-- Goal of the exercise --
Compute how many lines in the entries below contain "comment", and output nothing but the number.

-- Provided data --
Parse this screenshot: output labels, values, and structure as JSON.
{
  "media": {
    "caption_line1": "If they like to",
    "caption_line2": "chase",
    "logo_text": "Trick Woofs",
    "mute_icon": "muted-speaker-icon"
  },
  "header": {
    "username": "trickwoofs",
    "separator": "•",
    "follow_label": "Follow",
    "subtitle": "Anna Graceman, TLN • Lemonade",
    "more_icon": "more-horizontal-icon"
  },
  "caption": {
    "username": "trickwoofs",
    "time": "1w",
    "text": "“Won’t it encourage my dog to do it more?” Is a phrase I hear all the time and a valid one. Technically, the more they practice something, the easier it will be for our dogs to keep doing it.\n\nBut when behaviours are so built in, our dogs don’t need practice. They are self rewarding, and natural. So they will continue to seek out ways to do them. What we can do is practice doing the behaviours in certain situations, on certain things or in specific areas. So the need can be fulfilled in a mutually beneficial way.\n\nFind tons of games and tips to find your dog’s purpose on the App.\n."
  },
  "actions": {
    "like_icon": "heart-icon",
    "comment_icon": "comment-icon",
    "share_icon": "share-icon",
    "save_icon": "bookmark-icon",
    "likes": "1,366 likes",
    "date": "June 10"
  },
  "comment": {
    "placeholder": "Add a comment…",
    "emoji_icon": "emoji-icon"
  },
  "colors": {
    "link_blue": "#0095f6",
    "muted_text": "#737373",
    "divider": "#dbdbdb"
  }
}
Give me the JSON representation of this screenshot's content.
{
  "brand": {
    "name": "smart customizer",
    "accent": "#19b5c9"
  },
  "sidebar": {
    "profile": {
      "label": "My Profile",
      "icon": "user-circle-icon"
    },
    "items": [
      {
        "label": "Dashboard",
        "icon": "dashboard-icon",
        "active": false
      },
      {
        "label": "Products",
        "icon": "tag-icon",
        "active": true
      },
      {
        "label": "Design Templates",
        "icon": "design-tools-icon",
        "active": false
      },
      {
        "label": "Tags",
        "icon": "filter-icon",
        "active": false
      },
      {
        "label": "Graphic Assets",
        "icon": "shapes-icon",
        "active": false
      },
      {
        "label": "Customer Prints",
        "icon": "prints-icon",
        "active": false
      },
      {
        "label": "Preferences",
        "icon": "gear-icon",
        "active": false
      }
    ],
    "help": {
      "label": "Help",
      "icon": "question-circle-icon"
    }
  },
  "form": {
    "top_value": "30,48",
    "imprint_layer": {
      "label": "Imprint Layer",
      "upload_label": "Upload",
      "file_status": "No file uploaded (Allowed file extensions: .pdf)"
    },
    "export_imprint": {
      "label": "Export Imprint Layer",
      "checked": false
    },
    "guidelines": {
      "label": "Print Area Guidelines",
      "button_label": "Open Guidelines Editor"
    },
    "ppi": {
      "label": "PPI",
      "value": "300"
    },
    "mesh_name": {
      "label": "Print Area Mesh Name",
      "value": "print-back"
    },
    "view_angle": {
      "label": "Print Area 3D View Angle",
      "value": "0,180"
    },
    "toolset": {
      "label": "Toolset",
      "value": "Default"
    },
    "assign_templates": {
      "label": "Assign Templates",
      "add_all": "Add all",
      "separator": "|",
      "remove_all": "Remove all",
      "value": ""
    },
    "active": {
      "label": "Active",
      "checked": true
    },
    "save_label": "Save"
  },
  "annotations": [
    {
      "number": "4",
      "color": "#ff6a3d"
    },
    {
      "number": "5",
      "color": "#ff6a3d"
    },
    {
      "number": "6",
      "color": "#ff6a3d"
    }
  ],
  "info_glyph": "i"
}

-- Output of the task --
3